Love suffuses every page of First Pink Light, Eloise Greenfield’s classic picture book about a little boy named Tyree who is determined to stay up all night in order to surprise his father, who’s been away for a whole month. Can he persuade his mother to skip bedtime and let him stay in his tricky hiding place under a wooden chair until dawn (“first pink light”)? Once he’s been convinced to move to the big soft armchair, all decked out with pillows and blankets, can he stay awake long enough to “hear his daddy’s car door slam, and hear his daddy’s hard shoes on the steps, and hear his daddy’s key clicking in the door”? Well, no, but it doesn’t matter: the reunion between father and son is plenty poignant anyway.

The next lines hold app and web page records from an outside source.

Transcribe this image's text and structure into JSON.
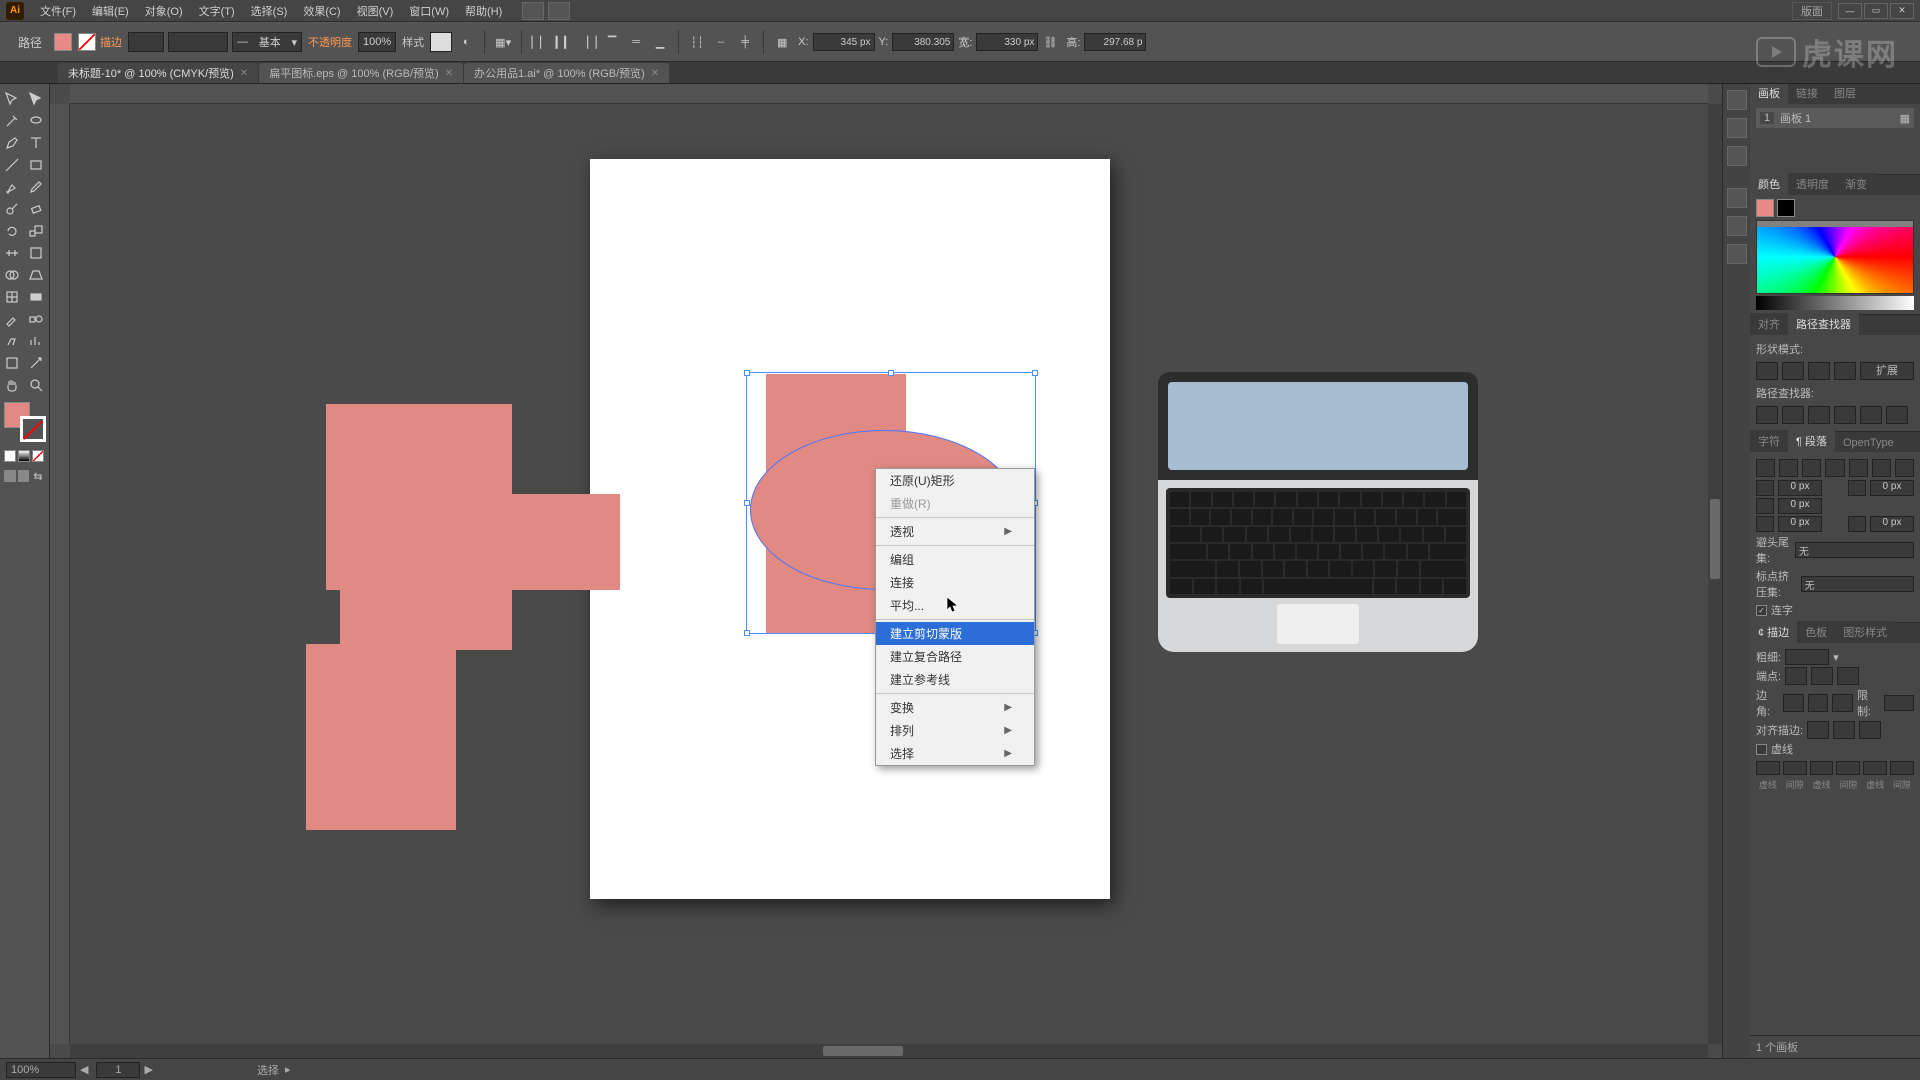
{
  "menu": {
    "items": [
      "文件(F)",
      "编辑(E)",
      "对象(O)",
      "文字(T)",
      "选择(S)",
      "效果(C)",
      "视图(V)",
      "窗口(W)",
      "帮助(H)"
    ],
    "workspace_label": "版面"
  },
  "controlbar": {
    "left_label": "路径",
    "stroke_label": "描边",
    "stroke_value": "",
    "style_group_label": "基本",
    "opacity_label": "不透明度",
    "opacity_value": "100%",
    "style_label": "样式",
    "x_label": "X:",
    "x_value": "345 px",
    "y_label": "Y:",
    "y_value": "380.305",
    "w_label": "宽:",
    "w_value": "330 px",
    "h_label": "高:",
    "h_value": "297.68 p"
  },
  "tabs": [
    {
      "label": "未标题-10* @ 100% (CMYK/预览)",
      "active": true
    },
    {
      "label": "扁平图标.eps @ 100% (RGB/预览)",
      "active": false
    },
    {
      "label": "办公用品1.ai* @ 100% (RGB/预览)",
      "active": false
    }
  ],
  "context_menu": {
    "items": [
      {
        "label": "还原(U)矩形",
        "type": "item"
      },
      {
        "label": "重做(R)",
        "type": "dim"
      },
      {
        "type": "sep"
      },
      {
        "label": "透视",
        "type": "sub"
      },
      {
        "type": "sep"
      },
      {
        "label": "编组",
        "type": "item"
      },
      {
        "label": "连接",
        "type": "item"
      },
      {
        "label": "平均...",
        "type": "item"
      },
      {
        "type": "sep"
      },
      {
        "label": "建立剪切蒙版",
        "type": "hl"
      },
      {
        "label": "建立复合路径",
        "type": "item"
      },
      {
        "label": "建立参考线",
        "type": "item"
      },
      {
        "type": "sep"
      },
      {
        "label": "变换",
        "type": "sub"
      },
      {
        "label": "排列",
        "type": "sub"
      },
      {
        "label": "选择",
        "type": "sub"
      }
    ]
  },
  "panels": {
    "artboards": {
      "tabs": [
        "画板",
        "链接",
        "图层"
      ],
      "row_num": "1",
      "row_label": "画板 1"
    },
    "color": {
      "tabs": [
        "颜色",
        "透明度",
        "渐变"
      ]
    },
    "pathfinder": {
      "tabs": [
        "对齐",
        "路径查找器"
      ],
      "shape_mode_label": "形状模式:",
      "pathfinder_label": "路径查找器:",
      "expand_label": "扩展"
    },
    "character": {
      "tabs": [
        "字符",
        "¶ 段落",
        "OpenType"
      ],
      "kern": "0 px",
      "lead": "0 px",
      "first": "0 px",
      "last": "0 px",
      "hyphen_head_label": "避头尾集:",
      "hyphen_head_value": "无",
      "hyphen_tail_label": "标点挤压集:",
      "hyphen_tail_value": "无",
      "hyphen_checkbox": "连字"
    },
    "stroke": {
      "tabs": [
        "¢ 描边",
        "色板",
        "图形样式"
      ],
      "weight_label": "粗细:",
      "caps_label": "端点:",
      "corner_label": "边角:",
      "limit_label": "限制:",
      "align_label": "对齐描边:",
      "dash_checkbox": "虚线",
      "dash_cols": [
        "虚线",
        "间隙",
        "虚线",
        "间隙",
        "虚线",
        "间隙"
      ]
    },
    "footer": "1 个画板"
  },
  "status": {
    "zoom": "100%",
    "artboard_nav": "1",
    "selection_label": "选择"
  },
  "watermark_text": "虎课网"
}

Greenfield gets everything right, from the family dynamics to young Tyree’s perspective and the intensity of his feelings. The book has been illustrated twice, first by Moneta Barnett (Crowell, 1976) in soft, intimate pencil sketches, and later by Jan Spivey Gilchrist (Black Butterfly, 1991) in full color; both editions have their charms.
An oldie but a goodie: In Tomi Ungerer’s The Mellops Go Diving for Treasure (Harper, 1957; republished by Phaidon, 2011), Mr. Mellops and his four sons go on a sea voyage that yields little profit but leaves five pig tummies hungry for Mrs. Mellops’s cream cake. It’s a humorous adventure story involving, among other things, a treasure map, a merpig, and sunken ships, and it is just long enough for any father and son to cozy up and spend some quality time reading together before embarking on a treasure hunt of their own. And if you can’t get enough of the quirky Mellops father-sons team, Ungerer wrote four other Mellops books: The Mellops Go Flying, The Mellops Strike Oil, Christmas Eve at the Mellops (all republished by Phaidon, 2011), and Mellops Go Spelunking (republished by Roberts Rinehart, 1998).
Reading about frazzled fathers can be funny for kids, so I would also recommend two relatively recent father-daughter picture books (and Caldecott Honor Books) that are entertaining to read aloud together: Interrupting Chicken by David Ezra Stein (Papa is continually interrupted while trying to read bedtime stories) and Mo Willems’s Knuffle Bunny (one daddy’s frantic search for a beloved missing stuffed animal).
My Father’s Arms Are a Boat by Stein Erik Lunde (illustrated by Øyvind Torseter and Kari Dickson; Enchanted Lion, 2013) is a really sad book about grieving, but the eerily beautiful collage illustrations and hushed intimacy of the text provide an unforgettable portrait of love between a father and son.